What makes the biggest impact on retail business model innovation during the next decade?
He just grabbed the stuff from the shelf and ran out of the store! The security guard did not chase after him.
In 1999, IBM released an advert that copied legendary Matrix movie. In this ad, a young man wearing a leather jacket enters a store and starts tucking stuff under his sleeve. He receives suspicious looks from fellow shoppers, but a smiling clerk hands him the receipt. That was IBM’s view of the future store.
Early smart shop concepts like the one that IBM showcased, relied on RFID technology. Each item at the shop was equipped with a tiny chip to track its origins and movement. It took another decade for wider acceptance of this technology in the retail sector. In 2009 the cost of RFID technology fell below the threshold of 10 cents per chip and enabled using it en masse.
Most of us have had an embarrassing encounter with RFID chips. They tend to frighten us at the exit gates of the shops with loud and mad beeping. So instead of helping us like in the IBM’s Matrix lookalike ad, the chips just stop us at the gates to suspect us in shoplifting. What an inconvenient shopping experience!
Panasonic, Amazon, and Bingo Box have created a much more convenient shopping experience with their retail innovations.
Panasonic has introduced a system, which is based on RFID. Instead of scanning the items in your trolley one-by-one, their RFID application processes the entire contents of your shopping bag in an instant. Given that many customers in Japan still prefer cash over electronic payment options, the developers of this system simply suggest that they do not intend to create a fully digital shopping experience, but just somewhat faster check-out process.
The tiny kiosks of Bingo Box at the heart of Shanghai look like high tech shipping containers made of steel and glass. The shopping process is almost fully automated. Just in case of something unexpected you may summon a human operator.
Bingo Box has a selection of snacks and drinks. You first identify yourself with WeChat. Then you pick your items, scan their barcodes at the exit and pay using your WeChat wallet.

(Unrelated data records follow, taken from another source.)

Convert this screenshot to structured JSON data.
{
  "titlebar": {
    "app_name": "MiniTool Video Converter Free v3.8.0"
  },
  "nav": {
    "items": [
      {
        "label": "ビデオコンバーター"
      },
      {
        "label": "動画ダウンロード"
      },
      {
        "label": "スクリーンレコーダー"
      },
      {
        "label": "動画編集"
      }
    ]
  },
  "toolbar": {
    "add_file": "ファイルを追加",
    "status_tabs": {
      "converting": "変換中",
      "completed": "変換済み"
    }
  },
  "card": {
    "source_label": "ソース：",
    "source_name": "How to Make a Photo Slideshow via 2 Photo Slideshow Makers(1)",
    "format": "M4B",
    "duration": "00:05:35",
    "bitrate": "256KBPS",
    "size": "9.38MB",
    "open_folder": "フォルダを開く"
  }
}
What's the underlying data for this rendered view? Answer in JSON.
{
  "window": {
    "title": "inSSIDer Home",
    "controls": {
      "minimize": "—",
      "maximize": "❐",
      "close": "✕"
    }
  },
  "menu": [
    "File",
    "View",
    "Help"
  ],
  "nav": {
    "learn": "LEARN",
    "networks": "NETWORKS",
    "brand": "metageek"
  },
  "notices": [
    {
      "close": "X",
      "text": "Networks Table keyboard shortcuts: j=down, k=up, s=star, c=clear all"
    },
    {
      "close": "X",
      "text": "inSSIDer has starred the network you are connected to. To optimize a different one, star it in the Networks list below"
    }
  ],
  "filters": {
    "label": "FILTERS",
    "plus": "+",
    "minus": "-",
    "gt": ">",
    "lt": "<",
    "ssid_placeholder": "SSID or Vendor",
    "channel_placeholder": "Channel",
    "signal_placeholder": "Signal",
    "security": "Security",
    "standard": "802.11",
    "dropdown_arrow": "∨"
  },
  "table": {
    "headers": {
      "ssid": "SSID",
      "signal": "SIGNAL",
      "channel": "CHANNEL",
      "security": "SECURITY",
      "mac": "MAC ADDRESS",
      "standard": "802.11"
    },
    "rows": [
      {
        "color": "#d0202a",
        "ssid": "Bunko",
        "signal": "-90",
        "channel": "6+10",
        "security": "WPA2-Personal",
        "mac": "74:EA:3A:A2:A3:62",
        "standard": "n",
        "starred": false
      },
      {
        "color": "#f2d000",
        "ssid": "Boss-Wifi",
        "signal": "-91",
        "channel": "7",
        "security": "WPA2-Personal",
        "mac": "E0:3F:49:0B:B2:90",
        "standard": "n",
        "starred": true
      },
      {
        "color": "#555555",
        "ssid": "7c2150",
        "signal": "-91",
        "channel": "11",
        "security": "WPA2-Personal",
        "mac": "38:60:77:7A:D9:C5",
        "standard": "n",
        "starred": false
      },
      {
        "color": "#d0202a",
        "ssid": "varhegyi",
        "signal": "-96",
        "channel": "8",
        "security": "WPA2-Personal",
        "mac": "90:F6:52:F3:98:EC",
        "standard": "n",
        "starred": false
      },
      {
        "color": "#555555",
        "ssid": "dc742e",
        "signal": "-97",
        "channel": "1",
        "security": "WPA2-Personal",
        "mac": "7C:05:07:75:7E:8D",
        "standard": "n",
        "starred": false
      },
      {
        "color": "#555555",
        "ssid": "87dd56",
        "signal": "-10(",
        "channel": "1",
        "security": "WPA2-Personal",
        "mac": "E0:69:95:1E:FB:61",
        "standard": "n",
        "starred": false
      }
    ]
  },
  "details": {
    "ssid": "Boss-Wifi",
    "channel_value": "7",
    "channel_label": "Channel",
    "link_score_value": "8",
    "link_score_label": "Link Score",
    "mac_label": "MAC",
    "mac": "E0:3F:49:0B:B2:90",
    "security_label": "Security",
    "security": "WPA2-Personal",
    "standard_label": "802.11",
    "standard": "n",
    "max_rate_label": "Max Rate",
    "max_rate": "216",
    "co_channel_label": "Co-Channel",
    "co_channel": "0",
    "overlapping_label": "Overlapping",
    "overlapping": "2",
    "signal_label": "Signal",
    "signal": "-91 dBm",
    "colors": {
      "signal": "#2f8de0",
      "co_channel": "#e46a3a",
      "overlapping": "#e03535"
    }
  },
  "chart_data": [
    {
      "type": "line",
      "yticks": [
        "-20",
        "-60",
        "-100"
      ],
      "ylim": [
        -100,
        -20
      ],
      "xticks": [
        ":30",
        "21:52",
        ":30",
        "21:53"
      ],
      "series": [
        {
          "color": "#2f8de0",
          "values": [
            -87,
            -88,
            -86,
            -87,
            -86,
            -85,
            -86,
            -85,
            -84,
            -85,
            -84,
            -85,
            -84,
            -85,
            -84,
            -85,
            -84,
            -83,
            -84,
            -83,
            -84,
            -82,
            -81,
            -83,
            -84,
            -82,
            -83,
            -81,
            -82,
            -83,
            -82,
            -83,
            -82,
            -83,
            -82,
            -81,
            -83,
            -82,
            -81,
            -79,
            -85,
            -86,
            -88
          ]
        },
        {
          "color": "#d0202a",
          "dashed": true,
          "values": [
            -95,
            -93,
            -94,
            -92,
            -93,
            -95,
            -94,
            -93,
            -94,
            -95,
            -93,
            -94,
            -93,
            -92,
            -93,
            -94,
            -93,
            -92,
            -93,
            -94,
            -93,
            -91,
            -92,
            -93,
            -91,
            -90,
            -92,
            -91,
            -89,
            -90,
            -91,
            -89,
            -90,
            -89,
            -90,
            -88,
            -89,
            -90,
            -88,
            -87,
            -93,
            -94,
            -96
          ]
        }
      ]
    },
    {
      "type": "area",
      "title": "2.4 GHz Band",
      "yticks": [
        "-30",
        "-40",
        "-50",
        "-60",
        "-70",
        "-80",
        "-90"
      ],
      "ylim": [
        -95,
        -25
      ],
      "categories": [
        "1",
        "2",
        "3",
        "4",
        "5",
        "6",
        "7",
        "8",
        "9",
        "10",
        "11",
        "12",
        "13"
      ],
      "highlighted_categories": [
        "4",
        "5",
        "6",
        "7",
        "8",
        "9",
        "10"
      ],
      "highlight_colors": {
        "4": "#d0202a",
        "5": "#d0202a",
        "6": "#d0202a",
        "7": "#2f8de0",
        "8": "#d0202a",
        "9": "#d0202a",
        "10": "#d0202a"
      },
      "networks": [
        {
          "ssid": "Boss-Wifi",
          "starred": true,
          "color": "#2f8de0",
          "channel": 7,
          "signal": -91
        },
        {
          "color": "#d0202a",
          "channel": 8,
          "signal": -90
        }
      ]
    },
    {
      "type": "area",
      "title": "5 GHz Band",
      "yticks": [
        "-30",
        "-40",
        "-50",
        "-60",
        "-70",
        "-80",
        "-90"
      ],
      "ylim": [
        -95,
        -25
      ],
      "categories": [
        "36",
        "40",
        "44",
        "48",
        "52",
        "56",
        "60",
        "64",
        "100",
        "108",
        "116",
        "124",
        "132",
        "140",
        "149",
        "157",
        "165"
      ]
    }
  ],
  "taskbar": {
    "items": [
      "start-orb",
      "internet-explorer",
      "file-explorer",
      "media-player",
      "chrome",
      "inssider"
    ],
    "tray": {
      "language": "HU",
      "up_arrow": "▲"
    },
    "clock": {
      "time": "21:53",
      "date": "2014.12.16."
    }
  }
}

Panasonic and Bing Box come with limitations. They do not allow selling goods that do not accept a chip or a barcode, such as random quantities of fruits and vegetables. While there is always an opportunity to weigh and package them beforehand it would result in higher workload and upset environment, which wins by reducing packaging footprint.
The good news is that the humankind finally has a more viable technology for fruits and veggies. This technology borrows from self-driving autonomous cars and artificial intelligence. It combines various sensors, smart cameras, and machine learning.
Amazon Go Shop in Seattle is an early example of this concept.
Upon entering you need to identify yourself with an app, which tracks your movement. Sensors are connected with the goods. Cameras follow every item and every shopper.
The information is linked to the shopping cart that the shopper activated entering the store. Every item that you grab from the shelf is automatically added to your shopping cart. Weighing happens in real time using the sensors installed the shelves. In case you decide to return an item to the shelf, it will also automatically disappear from your virtual cart. Using your app you can check the cost and value of your shopping cart any time.
Once you exit the Amazon Go shop, your app confirms your purchase and deducts the sum of your shopping cart from your credit card. Like 1-Click shopping experience, which allows you to buy online without any hassle, also Amazon Go just works seamlessly.
A few weeks ago Walmart announced in their press release that they will abandon in 100 shops the cashiers. This is part of their Next Generation Store movement with the introduction of several new technologies.
The first is integrated pickup – drive-through to pick up preordered groceries that have been ordered using various SmartLife tools – such as Google Home, Nest, or Apple TV. Some of these smart technologies can enable automatic weekly ordering or need-based ordering in case the stocks for washing powder run out.
This innovation related to of huge pickup towers that enable the customers to pick up their goods automatically. The towers are manufactured in Estonia by a clever company Cleveron, which first placed the package pickup places next to retail shops. These looked like giant futuristic elevators going nowhere. Now Walmart suggests that those pickup towers are being introduced in 200 next shops to streamline the pickup process.
The second innovation is an active introduction of Scan&Go technology where people scan their purchases themselves, reducing the need for cashiers.
The third innovation is of shelf-scanning robots that automatically move along the aisles to identify missing or misplaced items, verify prices and fix any errors they find.
In a similar manner, Kroger has suggested that during 2018 they will roll out extensive Scan, Bag, Go system in 400 shops where customers take up some of the cashiers’ work. They claim in their press release that this will not lead to the completely automated shopping experience and drastic cuts in headcount. They suggest that the cashiers will no longer work on routine tasks, but will become shopping assistants.
When a couple of years ago the first shops introduced self-service counters there were many skeptics. Some were concerned about the comfort of the customers who had to have three or more hands to carry their shopping cart, the scanning device, the shopping list, their mobile phone and their children.
We are concerned about shoplifters or people stealing expensive veggies doing carrot-swiping instead.
– Sceptics of retail innovation
Despite these difficulties, the self-service options have become our new reality. So let us conclude with a couple of bold forecasts.
What are your predictions / please write your comments below?